→ **TASK GOAL**
Go through the material below line by line and count those containing "iPad". Write the count and nothing more.

→ **DATA SUPPLIED**
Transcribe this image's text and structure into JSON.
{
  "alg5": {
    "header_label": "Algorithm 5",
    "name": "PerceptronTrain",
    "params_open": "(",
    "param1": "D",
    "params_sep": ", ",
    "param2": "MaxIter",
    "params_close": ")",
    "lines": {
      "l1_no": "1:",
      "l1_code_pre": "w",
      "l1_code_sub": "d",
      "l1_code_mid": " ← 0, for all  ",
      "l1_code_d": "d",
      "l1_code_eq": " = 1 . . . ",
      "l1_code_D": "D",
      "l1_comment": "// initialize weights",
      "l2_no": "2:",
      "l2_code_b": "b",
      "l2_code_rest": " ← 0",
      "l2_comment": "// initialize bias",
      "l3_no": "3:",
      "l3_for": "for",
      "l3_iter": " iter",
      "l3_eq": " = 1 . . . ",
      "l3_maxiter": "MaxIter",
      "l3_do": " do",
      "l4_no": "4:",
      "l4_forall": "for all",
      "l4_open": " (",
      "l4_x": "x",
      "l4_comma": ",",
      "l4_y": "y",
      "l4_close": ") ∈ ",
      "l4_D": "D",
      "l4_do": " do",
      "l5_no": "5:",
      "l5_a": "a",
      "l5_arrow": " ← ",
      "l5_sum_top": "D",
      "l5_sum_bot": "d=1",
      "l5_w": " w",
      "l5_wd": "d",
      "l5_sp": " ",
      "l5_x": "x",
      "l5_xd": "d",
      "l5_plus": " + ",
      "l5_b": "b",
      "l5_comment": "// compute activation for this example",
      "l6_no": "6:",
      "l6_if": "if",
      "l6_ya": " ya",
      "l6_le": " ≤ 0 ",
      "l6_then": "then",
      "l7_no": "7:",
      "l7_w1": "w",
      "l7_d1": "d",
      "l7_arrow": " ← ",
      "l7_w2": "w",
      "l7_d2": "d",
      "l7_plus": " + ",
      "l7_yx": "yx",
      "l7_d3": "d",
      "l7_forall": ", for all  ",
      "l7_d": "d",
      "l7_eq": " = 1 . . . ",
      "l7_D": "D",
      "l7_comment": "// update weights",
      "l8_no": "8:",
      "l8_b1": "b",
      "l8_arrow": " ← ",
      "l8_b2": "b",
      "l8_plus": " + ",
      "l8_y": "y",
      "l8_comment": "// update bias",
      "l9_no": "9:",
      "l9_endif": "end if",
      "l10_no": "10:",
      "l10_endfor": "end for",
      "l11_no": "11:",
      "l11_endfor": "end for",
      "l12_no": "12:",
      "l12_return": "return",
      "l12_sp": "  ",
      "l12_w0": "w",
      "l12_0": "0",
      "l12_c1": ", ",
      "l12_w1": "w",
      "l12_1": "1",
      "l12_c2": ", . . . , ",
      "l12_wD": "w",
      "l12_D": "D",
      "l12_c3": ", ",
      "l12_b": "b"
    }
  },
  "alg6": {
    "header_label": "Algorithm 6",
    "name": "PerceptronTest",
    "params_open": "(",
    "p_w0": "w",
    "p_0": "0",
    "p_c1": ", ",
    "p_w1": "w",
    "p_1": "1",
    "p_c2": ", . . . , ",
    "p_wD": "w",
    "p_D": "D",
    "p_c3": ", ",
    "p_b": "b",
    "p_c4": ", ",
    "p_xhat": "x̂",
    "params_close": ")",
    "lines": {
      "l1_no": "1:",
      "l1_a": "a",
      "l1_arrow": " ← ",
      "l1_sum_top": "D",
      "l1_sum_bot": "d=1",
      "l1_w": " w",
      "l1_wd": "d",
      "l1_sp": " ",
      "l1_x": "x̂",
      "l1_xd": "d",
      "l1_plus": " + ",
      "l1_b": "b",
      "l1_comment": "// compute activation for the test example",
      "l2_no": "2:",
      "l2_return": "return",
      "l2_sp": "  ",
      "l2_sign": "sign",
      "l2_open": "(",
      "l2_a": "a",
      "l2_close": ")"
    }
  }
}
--
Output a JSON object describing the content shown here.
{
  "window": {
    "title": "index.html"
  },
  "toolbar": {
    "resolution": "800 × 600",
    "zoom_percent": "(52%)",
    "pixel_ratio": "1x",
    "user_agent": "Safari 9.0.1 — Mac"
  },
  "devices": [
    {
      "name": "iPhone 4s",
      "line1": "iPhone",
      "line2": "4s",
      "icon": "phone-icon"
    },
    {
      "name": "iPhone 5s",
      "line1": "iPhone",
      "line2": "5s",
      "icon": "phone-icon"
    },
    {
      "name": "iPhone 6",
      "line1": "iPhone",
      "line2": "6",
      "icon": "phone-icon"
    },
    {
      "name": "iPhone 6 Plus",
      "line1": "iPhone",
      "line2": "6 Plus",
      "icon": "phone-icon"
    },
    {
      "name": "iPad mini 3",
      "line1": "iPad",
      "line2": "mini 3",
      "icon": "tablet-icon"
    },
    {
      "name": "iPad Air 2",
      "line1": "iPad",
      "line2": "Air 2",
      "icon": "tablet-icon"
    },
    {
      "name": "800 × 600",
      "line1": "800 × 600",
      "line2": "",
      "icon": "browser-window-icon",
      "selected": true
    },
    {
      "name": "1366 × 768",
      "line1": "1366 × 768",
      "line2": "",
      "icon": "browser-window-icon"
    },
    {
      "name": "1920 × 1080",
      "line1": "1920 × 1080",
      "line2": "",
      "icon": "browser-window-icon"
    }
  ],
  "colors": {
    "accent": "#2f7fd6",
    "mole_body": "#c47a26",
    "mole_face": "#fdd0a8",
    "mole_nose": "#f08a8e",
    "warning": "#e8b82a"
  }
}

→ **EXERCISE RESULT**
4